→ ASSIGNED TASK
From the first line to the last, return the data exactly, with no pictures.

[Interface dataset entries]
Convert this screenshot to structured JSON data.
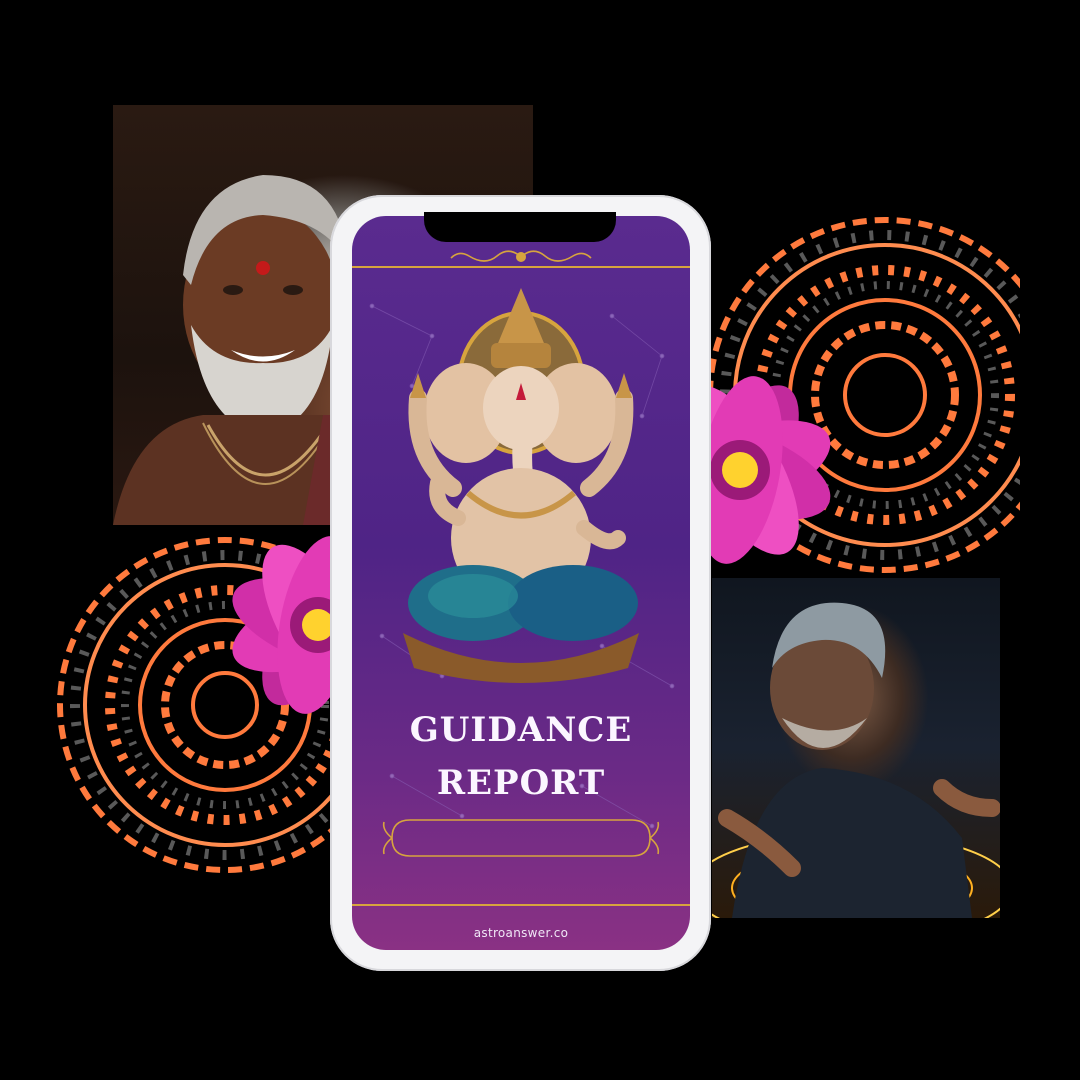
{
  "report": {
    "title_line_1": "GUIDANCE",
    "title_line_2": "REPORT",
    "website": "astroanswer.co"
  },
  "colors": {
    "screen_purple": "#5a2b8f",
    "screen_magenta": "#8a3184",
    "gold_accent": "#d7a43e",
    "mandala_orange": "#ff7a3d",
    "flower_pink": "#e23bb5",
    "phone_frame": "#f4f4f6",
    "background": "#000000"
  },
  "images": {
    "elder_portrait": "smiling-elder-portrait",
    "astrologer_photo": "astrologer-with-glowing-chart",
    "deity_illustration": "ganesha-statue",
    "decor": [
      "mandala-ornament",
      "pink-flower"
    ]
  }
}
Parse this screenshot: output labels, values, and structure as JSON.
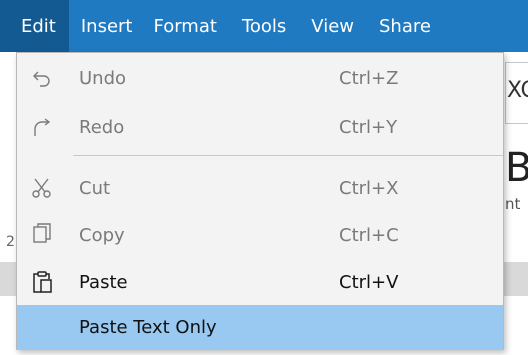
{
  "menubar": {
    "items": [
      "Edit",
      "Insert",
      "Format",
      "Tools",
      "View",
      "Share"
    ],
    "active": "Edit"
  },
  "edit_menu": {
    "undo": {
      "label": "Undo",
      "shortcut": "Ctrl+Z",
      "enabled": false,
      "icon": "undo-icon"
    },
    "redo": {
      "label": "Redo",
      "shortcut": "Ctrl+Y",
      "enabled": false,
      "icon": "redo-icon"
    },
    "cut": {
      "label": "Cut",
      "shortcut": "Ctrl+X",
      "enabled": false,
      "icon": "scissors-icon"
    },
    "copy": {
      "label": "Copy",
      "shortcut": "Ctrl+C",
      "enabled": false,
      "icon": "copy-icon"
    },
    "paste": {
      "label": "Paste",
      "shortcut": "Ctrl+V",
      "enabled": true,
      "icon": "clipboard-icon"
    },
    "paste_text_only": {
      "label": "Paste Text Only",
      "highlighted": true
    }
  },
  "background": {
    "field_text": "XC",
    "heading_letter": "B",
    "small_text": "nt",
    "side_number": "2"
  },
  "colors": {
    "menubar": "#1f7ac1",
    "menubar_active": "#145a92",
    "menu_bg": "#f3f3f3",
    "highlight": "#99c9f0"
  }
}
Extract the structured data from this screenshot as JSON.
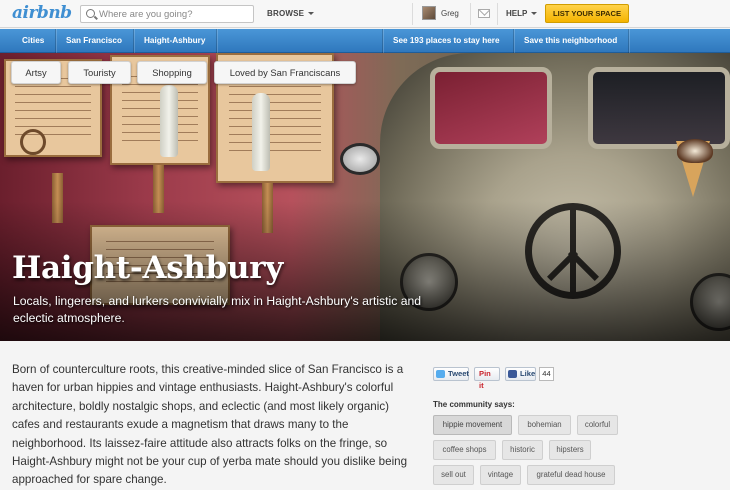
{
  "header": {
    "logo": "airbnb",
    "search_placeholder": "Where are you going?",
    "browse_label": "BROWSE",
    "username": "Greg",
    "help_label": "HELP",
    "list_space_label": "LIST YOUR SPACE"
  },
  "nav": {
    "breadcrumbs": [
      "Cities",
      "San Francisco",
      "Haight-Ashbury"
    ],
    "places_link": "See 193 places to stay here",
    "save_link": "Save this neighborhood"
  },
  "hero": {
    "tags": [
      "Artsy",
      "Touristy",
      "Shopping",
      "Loved by San Franciscans"
    ],
    "title": "Haight-Ashbury",
    "subtitle": "Locals, lingerers, and lurkers convivially mix in Haight-Ashbury's artistic and eclectic atmosphere."
  },
  "body": {
    "description": "Born of counterculture roots, this creative-minded slice of San Francisco is a haven for urban hippies and vintage enthusiasts. Haight-Ashbury's colorful architecture, boldly nostalgic shops, and eclectic (and most likely organic) cafes and restaurants exude a magnetism that draws many to the neighborhood. Its laissez-faire attitude also attracts folks on the fringe, so Haight-Ashbury might not be your cup of yerba mate should you dislike being approached for spare change."
  },
  "social": {
    "tweet_label": "Tweet",
    "pin_label": "Pin it",
    "like_label": "Like",
    "like_count": "44"
  },
  "community": {
    "label": "The community says:",
    "tags": [
      "hippie movement",
      "bohemian",
      "colorful",
      "coffee shops",
      "historic",
      "hipsters",
      "sell out",
      "vintage",
      "grateful dead house"
    ]
  },
  "colors": {
    "brand_blue": "#3f8fd2",
    "nav_blue": "#2f78bd",
    "cta_yellow": "#f5b400"
  }
}
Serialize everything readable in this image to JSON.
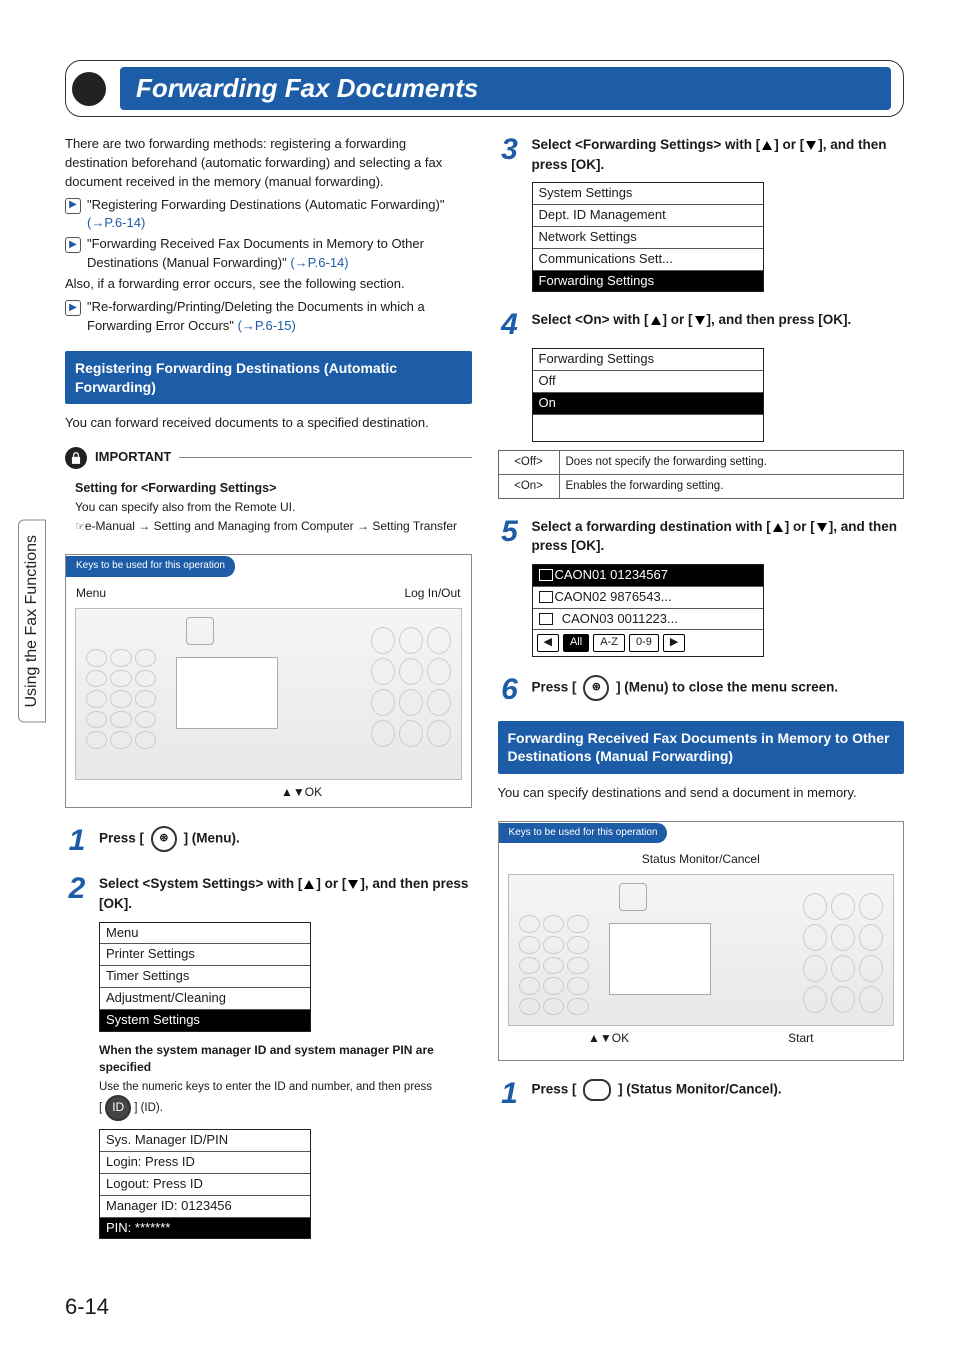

→ RESULT
Convert this screenshot to structured JSON data.
{
  "report": {
    "title_line_1": "GUIDANCE",
    "title_line_2": "REPORT",
    "website": "astroanswer.co"
  },
  "colors": {
    "screen_purple": "#5a2b8f",
    "screen_magenta": "#8a3184",
    "gold_accent": "#d7a43e",
    "mandala_orange": "#ff7a3d",
    "flower_pink": "#e23bb5",
    "phone_frame": "#f4f4f6",
    "background": "#000000"
  },
  "images": {
    "elder_portrait": "smiling-elder-portrait",
    "astrologer_photo": "astrologer-with-glowing-chart",
    "deity_illustration": "ganesha-statue",
    "decor": [
      "mandala-ornament",
      "pink-flower"
    ]
  }
}
Parse this screenshot: output labels, values, and structure as JSON.
{
  "menubar": {
    "items": [
      "Edit",
      "Insert",
      "Format",
      "Tools",
      "View",
      "Share"
    ],
    "active": "Edit"
  },
  "edit_menu": {
    "undo": {
      "label": "Undo",
      "shortcut": "Ctrl+Z",
      "enabled": false,
      "icon": "undo-icon"
    },
    "redo": {
      "label": "Redo",
      "shortcut": "Ctrl+Y",
      "enabled": false,
      "icon": "redo-icon"
    },
    "cut": {
      "label": "Cut",
      "shortcut": "Ctrl+X",
      "enabled": false,
      "icon": "scissors-icon"
    },
    "copy": {
      "label": "Copy",
      "shortcut": "Ctrl+C",
      "enabled": false,
      "icon": "copy-icon"
    },
    "paste": {
      "label": "Paste",
      "shortcut": "Ctrl+V",
      "enabled": true,
      "icon": "clipboard-icon"
    },
    "paste_text_only": {
      "label": "Paste Text Only",
      "highlighted": true
    }
  },
  "background": {
    "field_text": "XC",
    "heading_letter": "B",
    "small_text": "nt",
    "side_number": "2"
  },
  "colors": {
    "menubar": "#1f7ac1",
    "menubar_active": "#145a92",
    "menu_bg": "#f3f3f3",
    "highlight": "#99c9f0"
  }
}
Extract the structured data from this screenshot as JSON.
{
  "header": {
    "logo": "airbnb",
    "search_placeholder": "Where are you going?",
    "browse_label": "BROWSE",
    "username": "Greg",
    "help_label": "HELP",
    "list_space_label": "LIST YOUR SPACE"
  },
  "nav": {
    "breadcrumbs": [
      "Cities",
      "San Francisco",
      "Haight-Ashbury"
    ],
    "places_link": "See 193 places to stay here",
    "save_link": "Save this neighborhood"
  },
  "hero": {
    "tags": [
      "Artsy",
      "Touristy",
      "Shopping",
      "Loved by San Franciscans"
    ],
    "title": "Haight-Ashbury",
    "subtitle": "Locals, lingerers, and lurkers convivially mix in Haight-Ashbury's artistic and eclectic atmosphere."
  },
  "body": {
    "description": "Born of counterculture roots, this creative-minded slice of San Francisco is a haven for urban hippies and vintage enthusiasts. Haight-Ashbury's colorful architecture, boldly nostalgic shops, and eclectic (and most likely organic) cafes and restaurants exude a magnetism that draws many to the neighborhood. Its laissez-faire attitude also attracts folks on the fringe, so Haight-Ashbury might not be your cup of yerba mate should you dislike being approached for spare change."
  },
  "social": {
    "tweet_label": "Tweet",
    "pin_label": "Pin it",
    "like_label": "Like",
    "like_count": "44"
  },
  "community": {
    "label": "The community says:",
    "tags": [
      "hippie movement",
      "bohemian",
      "colorful",
      "coffee shops",
      "historic",
      "hipsters",
      "sell out",
      "vintage",
      "grateful dead house"
    ]
  },
  "colors": {
    "brand_blue": "#3f8fd2",
    "nav_blue": "#2f78bd",
    "cta_yellow": "#f5b400"
  }
}
Serialize everything readable in this image to JSON.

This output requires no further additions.